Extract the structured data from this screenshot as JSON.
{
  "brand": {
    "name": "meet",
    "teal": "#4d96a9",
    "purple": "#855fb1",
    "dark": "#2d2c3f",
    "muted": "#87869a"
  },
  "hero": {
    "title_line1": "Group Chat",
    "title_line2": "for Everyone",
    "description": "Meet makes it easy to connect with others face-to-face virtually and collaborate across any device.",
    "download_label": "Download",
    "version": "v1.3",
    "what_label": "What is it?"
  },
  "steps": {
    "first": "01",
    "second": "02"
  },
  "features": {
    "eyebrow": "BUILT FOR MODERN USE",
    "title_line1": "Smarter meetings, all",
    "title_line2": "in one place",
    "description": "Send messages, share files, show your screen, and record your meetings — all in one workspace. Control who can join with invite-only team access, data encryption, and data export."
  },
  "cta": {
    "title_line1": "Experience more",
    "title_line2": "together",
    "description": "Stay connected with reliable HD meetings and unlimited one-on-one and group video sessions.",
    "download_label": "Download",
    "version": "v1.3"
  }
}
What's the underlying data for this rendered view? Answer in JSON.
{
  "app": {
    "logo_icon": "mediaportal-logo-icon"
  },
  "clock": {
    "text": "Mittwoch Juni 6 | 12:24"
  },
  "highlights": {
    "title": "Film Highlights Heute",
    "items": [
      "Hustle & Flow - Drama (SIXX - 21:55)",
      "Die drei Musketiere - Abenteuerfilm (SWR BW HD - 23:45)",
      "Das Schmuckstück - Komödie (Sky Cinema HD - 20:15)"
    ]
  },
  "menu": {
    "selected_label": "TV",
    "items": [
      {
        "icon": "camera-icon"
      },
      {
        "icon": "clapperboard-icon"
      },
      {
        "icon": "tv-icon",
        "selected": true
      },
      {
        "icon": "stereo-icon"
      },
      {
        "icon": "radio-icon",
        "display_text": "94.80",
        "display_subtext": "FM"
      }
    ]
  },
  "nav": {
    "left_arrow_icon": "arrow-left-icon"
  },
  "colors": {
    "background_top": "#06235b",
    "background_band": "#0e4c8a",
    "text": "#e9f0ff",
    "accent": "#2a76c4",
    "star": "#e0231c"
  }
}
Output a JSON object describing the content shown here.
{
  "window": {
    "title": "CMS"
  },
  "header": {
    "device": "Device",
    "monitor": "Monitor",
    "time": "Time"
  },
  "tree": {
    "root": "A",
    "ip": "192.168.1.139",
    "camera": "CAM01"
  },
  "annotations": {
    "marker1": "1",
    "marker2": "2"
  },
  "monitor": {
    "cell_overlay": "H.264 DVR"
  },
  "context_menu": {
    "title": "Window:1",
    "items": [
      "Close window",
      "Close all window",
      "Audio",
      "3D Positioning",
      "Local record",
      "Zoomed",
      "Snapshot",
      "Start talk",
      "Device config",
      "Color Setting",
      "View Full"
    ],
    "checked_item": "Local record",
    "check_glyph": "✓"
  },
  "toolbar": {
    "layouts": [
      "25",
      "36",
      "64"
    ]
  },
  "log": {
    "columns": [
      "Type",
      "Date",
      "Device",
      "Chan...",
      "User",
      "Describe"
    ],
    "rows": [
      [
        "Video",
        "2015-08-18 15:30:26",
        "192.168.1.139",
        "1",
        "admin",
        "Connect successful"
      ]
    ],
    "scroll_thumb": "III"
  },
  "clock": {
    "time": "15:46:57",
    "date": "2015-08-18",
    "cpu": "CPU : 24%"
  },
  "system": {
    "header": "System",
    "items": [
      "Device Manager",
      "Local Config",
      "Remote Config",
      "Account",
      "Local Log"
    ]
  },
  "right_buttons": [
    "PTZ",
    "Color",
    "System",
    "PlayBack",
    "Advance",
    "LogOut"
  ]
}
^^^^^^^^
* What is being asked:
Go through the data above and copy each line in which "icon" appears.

* Exercise output:
    "logo_icon": "mediaportal-logo-icon"
        "icon": "camera-icon"
        "icon": "clapperboard-icon"
        "icon": "tv-icon",
        "icon": "stereo-icon"
        "icon": "radio-icon",
    "left_arrow_icon": "arrow-left-icon"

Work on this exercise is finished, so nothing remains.